|ガイコク人ニッポン体験記 Jon's Chopsticks (ラダーシリーズ Level 3)|
売り上げランキング : 176589
Amazonで詳しく見る by G-Tools
According to Ashley, Japanese people always ask her the same questions. These question are "Where are you from? How long have you been in Japan? Why did you come here? And, when are you going back to your country?"
This last question she finds a little rude. "Are people trying to tell me to go home?" she wonders.
The more you understand about the culture, the more rules you start to notice,"
an American would get mad at the waiter for not understanding. Only a Japanese person would get mad at himself instead,
"At first, I started leaving it just when I went to the bathroom. But now I put my computer bag on the table --- to claim a seat --- and leave it there while I go to the counter to order."
This time he "casually" dropped three 10,000 yen notes.
Sarah thought about the "finder's keepers" rule in America. This unofficial rule means this: if something small (like a pack of cigarettes) is lost, whoever finds it can keep it.
What is the hardest thing for Sophia about living in Japan --- even now that she has a good career and good friends? She would say the attitude of "There's nothing that can be done."
There's nothing that can be done.=仕方がない
If she accidentally made eye contact with a guy, he would soon get the wrong idea and come over. But in these Japanese clubs, she felt very free.
"Western guys who are less attractive to Western women are more attractive to Japanese women, and Japanese women who are less attractive to Japanese men are more attractive to Western men."
In West, men aren't supposed to sit on the train; the seats are for women and old people.
In America, talking is everything. Families sit around the dinner table talking. Friends sit at the bar talking. Parties require mingling and talking to new people. Work requires networking and presenting ideas.

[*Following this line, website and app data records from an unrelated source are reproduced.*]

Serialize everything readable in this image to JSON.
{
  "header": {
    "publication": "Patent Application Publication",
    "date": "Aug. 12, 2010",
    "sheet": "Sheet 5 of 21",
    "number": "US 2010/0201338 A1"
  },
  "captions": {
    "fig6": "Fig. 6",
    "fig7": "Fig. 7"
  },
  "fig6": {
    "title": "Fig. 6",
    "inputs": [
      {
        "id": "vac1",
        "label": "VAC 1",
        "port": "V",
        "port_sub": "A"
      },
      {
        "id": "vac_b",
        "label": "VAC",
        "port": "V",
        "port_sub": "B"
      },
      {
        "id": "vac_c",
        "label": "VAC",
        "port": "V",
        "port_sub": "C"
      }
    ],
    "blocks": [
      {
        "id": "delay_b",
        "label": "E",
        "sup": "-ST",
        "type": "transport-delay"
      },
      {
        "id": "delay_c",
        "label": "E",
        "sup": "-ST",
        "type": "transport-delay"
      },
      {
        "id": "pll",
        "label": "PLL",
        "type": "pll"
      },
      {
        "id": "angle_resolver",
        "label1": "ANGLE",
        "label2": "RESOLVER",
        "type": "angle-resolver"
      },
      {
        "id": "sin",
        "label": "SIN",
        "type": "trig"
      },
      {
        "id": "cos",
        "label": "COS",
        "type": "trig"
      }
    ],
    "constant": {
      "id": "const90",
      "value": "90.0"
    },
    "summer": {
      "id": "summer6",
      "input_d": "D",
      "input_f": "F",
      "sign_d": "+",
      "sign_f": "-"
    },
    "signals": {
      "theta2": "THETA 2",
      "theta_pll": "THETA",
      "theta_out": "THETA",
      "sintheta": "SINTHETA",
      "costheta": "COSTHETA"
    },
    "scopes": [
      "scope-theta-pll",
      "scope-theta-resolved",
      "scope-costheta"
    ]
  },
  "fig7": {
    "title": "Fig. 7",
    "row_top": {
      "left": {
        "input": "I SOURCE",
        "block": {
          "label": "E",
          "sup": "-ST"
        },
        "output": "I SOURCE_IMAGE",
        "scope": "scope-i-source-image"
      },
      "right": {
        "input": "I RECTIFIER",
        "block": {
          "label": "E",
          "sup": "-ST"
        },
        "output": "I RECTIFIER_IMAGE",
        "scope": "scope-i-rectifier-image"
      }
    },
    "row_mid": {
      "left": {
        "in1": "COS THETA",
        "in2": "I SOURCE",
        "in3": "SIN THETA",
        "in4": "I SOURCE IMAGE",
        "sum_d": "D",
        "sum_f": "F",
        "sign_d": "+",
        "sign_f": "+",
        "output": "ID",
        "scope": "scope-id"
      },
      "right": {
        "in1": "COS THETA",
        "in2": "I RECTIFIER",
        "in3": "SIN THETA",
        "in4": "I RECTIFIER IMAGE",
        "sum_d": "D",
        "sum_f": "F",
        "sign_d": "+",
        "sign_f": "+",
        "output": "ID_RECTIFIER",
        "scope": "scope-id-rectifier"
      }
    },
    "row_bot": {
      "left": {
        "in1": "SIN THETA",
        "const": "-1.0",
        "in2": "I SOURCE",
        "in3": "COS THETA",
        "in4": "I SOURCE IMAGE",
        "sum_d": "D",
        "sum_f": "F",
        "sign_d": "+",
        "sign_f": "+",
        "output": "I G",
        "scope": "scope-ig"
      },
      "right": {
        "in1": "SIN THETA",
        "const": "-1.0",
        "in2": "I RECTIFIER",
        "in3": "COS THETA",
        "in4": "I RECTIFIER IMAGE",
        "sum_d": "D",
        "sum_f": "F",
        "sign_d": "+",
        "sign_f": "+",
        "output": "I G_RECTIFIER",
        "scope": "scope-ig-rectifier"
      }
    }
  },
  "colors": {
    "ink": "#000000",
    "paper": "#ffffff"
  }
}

In America, the first date always requires lots of conversation. Americans think it is important for couples to have similar opinions and ideas.
"It is great when the people and the places match. But sometimes they don't. When that happens, people should travel to find the place that suits them. That's what I did, and I'm so much happier."
"For example, in Japan, it is okay to pick your nose in public, but not blow your nose. In America it is the opposite; you can blow your nose in public, but you can't pick.
Once, I must have held the door open for about twenty women.